Items from an interface collection:
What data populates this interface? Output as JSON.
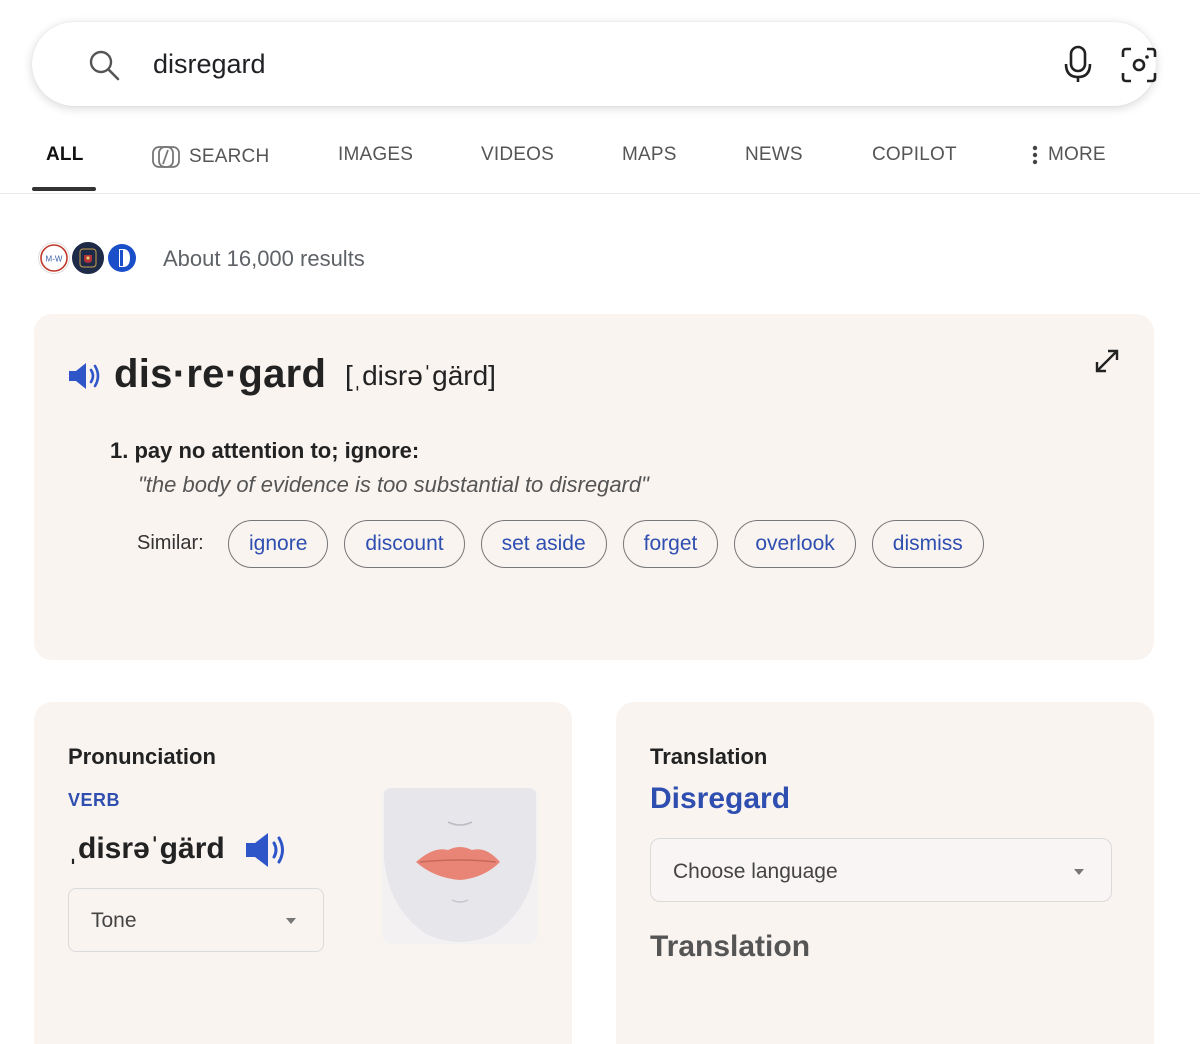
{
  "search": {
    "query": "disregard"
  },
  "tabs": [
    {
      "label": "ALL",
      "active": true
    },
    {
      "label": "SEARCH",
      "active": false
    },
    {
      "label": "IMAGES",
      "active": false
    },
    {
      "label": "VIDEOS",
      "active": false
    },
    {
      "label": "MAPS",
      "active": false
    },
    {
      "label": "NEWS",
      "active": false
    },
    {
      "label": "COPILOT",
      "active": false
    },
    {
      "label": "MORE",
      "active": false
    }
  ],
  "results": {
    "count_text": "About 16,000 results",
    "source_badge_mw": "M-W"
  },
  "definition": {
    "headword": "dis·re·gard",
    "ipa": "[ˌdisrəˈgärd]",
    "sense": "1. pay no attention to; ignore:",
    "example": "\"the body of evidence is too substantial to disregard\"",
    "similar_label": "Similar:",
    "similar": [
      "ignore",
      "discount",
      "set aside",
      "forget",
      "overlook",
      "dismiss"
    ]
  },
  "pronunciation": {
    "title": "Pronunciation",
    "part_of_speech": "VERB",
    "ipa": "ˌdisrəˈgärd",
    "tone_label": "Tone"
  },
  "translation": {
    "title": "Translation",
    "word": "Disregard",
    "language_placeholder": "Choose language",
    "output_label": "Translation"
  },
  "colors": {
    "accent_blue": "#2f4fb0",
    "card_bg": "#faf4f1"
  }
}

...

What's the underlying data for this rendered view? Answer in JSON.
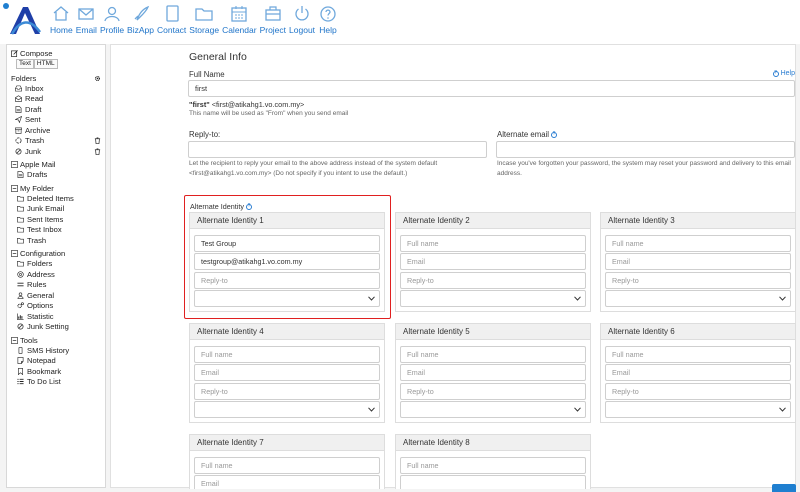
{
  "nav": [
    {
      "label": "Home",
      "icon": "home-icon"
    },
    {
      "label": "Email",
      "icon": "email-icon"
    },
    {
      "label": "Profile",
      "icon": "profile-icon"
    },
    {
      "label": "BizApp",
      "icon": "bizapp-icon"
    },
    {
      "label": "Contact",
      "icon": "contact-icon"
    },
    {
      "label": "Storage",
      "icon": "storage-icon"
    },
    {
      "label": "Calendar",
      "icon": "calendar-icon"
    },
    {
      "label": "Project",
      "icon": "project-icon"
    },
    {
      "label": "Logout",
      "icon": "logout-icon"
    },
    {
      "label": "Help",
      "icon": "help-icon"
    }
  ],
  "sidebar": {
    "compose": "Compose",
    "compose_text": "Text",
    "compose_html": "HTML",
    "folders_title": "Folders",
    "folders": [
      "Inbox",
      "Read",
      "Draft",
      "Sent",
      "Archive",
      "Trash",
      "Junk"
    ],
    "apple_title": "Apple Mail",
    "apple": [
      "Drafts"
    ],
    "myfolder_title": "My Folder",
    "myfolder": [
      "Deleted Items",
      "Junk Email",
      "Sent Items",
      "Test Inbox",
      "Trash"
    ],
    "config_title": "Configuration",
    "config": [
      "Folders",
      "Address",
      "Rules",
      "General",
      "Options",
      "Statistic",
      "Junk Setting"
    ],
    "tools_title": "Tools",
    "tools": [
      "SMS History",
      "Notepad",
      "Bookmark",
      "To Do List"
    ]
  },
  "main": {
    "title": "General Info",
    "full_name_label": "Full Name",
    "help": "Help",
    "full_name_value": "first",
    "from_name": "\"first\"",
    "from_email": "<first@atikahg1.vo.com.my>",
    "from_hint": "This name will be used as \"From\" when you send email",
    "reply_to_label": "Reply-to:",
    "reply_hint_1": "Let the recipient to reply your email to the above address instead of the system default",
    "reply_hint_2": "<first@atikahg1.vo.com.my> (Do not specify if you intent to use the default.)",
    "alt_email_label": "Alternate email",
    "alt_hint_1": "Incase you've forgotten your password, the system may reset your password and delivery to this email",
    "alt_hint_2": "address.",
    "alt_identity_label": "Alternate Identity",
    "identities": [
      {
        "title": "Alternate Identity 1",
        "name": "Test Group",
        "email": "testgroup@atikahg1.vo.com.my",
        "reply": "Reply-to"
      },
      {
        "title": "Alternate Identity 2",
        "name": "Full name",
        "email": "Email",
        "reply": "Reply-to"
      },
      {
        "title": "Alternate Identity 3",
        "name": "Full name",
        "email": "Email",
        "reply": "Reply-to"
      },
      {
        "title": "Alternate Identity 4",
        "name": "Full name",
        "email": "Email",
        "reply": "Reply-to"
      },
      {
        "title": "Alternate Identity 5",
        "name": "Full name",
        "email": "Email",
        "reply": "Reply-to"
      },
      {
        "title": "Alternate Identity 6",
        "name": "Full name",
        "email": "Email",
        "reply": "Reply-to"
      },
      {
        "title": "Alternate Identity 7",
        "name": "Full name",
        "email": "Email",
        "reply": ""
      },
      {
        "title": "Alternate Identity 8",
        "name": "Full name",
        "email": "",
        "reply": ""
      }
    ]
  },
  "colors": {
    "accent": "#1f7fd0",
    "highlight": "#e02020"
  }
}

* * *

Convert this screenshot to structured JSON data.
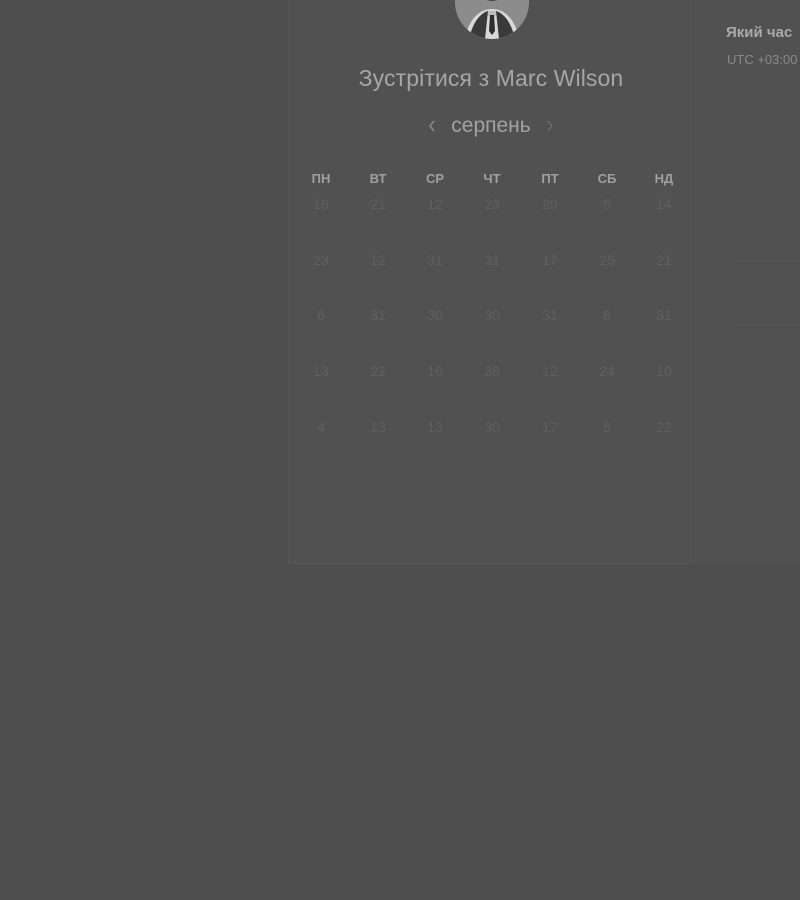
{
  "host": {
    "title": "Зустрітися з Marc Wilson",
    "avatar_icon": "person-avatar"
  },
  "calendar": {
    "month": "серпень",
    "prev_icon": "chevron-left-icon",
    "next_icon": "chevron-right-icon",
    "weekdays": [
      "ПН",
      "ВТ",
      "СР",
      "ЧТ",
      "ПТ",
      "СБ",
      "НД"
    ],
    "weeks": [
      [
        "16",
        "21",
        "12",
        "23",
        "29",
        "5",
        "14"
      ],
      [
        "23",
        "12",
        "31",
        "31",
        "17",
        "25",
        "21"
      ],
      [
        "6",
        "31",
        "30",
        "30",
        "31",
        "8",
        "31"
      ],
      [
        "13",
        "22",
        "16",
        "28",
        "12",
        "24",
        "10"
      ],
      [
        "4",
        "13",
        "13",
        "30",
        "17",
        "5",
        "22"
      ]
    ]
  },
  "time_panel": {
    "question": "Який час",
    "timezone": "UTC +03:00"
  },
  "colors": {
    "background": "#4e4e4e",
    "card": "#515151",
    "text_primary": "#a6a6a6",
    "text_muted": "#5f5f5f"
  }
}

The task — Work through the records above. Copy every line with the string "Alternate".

Expected answer —
    "alt_email_label": "Alternate email",
    "alt_identity_label": "Alternate Identity",
        "title": "Alternate Identity 1",
        "title": "Alternate Identity 2",
        "title": "Alternate Identity 3",
        "title": "Alternate Identity 4",
        "title": "Alternate Identity 5",
        "title": "Alternate Identity 6",
        "title": "Alternate Identity 7",
        "title": "Alternate Identity 8",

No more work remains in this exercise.